In his address to Wall Street, President Obama channeled the public's anger, admonishing it for "reckless" behavior with taxpayer money. "Those on Wall Street cannot resume taking risks without regard for consequences," he said. But columnists say the president's words are not enough.

  • First, Someone Needs to Slap The Grin Off Wall Street's Face, Eugene Robinson snarls at The Washington Post. The Dow may be rising, but, "the stock market rally is cold comfort to a worker who just got a pink slip." Robinson says the regulations aren't enough to keep the "Masters of the Universe" from taking stupid risks with taxpayer money.
  • Enforce the Rules Already on the Books, says Jonathan Weil at Bloomberg. "Taxpayers have not earned a 17 percent return on their investment in companies that have accepted federal bailout money." Weil says banks will never police themselves, but argues that before setting up new regulations, the government should enforce the ones already on the books. He says the president can, "restore long-term confidence in the financial system is enforce the rules and laws already on the books. A year after Lehman's collapse, it remains common knowledge that the asset values of dozens if not hundreds of publicly traded financial companies remain grossly inflated."
  • Regulate the Hell Out of Them, Nomi Prins says at Mother Jones. "Simply funding the banking system without reforming it is an expensive and dangerous game.

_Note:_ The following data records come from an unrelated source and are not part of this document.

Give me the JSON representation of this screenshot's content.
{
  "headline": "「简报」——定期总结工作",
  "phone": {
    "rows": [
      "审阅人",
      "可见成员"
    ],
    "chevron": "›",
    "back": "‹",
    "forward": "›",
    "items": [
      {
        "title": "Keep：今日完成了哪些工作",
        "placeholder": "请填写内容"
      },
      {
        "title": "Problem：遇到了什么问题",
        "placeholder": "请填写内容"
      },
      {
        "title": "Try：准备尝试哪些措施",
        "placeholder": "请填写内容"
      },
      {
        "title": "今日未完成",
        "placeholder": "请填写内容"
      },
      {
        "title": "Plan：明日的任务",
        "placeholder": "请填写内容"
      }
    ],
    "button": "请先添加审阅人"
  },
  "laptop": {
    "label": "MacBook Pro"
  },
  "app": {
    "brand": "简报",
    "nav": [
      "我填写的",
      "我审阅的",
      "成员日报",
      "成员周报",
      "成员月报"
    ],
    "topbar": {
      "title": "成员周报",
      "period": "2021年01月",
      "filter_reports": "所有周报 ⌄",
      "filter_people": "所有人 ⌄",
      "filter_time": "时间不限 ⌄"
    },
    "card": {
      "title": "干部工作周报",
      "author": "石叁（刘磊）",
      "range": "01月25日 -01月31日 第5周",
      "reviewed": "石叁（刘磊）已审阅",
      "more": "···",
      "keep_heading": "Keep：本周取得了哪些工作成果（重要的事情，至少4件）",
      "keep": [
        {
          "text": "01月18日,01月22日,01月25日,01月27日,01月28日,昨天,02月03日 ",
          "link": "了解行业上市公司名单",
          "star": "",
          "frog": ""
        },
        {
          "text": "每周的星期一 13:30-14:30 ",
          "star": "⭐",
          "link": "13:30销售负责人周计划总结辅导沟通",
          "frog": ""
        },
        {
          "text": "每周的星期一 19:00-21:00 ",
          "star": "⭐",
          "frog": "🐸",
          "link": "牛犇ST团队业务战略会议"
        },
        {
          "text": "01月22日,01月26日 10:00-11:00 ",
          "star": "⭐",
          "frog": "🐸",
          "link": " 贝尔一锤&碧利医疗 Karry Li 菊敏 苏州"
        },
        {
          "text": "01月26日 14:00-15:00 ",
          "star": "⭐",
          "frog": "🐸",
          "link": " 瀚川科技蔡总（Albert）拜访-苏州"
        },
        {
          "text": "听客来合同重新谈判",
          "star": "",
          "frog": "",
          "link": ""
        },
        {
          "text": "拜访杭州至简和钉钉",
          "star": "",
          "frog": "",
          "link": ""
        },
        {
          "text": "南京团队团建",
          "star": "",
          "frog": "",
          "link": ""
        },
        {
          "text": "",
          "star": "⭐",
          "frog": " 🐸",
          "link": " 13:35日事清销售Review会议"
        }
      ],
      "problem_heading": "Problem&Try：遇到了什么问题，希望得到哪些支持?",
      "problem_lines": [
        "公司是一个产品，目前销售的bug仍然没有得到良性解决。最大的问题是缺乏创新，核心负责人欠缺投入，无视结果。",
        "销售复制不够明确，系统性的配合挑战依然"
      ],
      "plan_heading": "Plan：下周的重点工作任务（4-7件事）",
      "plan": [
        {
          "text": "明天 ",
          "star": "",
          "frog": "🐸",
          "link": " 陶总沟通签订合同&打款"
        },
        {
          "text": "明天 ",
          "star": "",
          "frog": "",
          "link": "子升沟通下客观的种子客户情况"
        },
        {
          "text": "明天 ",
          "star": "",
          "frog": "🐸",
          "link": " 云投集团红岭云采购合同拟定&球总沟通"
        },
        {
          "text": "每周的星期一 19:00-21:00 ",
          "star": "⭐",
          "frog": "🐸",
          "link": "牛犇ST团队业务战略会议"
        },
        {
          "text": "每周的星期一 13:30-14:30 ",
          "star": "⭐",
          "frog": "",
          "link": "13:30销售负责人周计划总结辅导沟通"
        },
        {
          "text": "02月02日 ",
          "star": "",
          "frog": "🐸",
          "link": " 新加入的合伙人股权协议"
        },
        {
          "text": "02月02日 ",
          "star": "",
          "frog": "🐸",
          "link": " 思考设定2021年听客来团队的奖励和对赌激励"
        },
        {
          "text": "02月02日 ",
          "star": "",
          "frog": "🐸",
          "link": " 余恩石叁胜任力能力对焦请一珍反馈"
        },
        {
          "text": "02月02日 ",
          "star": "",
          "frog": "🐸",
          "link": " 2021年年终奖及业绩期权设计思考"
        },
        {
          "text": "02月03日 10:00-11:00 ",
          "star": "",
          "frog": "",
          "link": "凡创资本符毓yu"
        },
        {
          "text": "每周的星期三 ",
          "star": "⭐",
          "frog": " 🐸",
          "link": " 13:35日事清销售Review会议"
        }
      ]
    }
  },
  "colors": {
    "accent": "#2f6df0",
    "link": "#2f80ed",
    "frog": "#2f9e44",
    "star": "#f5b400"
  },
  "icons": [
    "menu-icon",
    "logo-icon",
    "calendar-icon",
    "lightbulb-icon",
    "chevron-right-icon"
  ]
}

Obama is capable of truly fixing things--by dividing up the Wall Street mega-banks with a new Glass Steagall Act, thereby enabling the success of more extensive regulatory reforms."
  • Don't Forget About the Unemployed, Bob Herbert writes at The New York Times. "Fifteen million Americans are locked in the nightmare of unemployment, nearly 10 percent of the work force." Herbert says the relief on Wall Street is "understandable," but for millions of working class and poor Americans, the economy is still a waking nightmare. "It's eerie to me how little attention this crisis is receiving. The poor seem to be completely out of the picture."
  • Grade the Banks Like We Grade Colleges, William McGurn suggests at The Wall Street Journal. "Forcing these firms to compete for customers the way the college guides do would give us better ratings--and fewer investors lulled into the complacency that comes from thinking Uncle Sam has done the due diligence. At least when it comes to ratings, the Groves of Academe have a thing or two to teach our captains of finance about competition."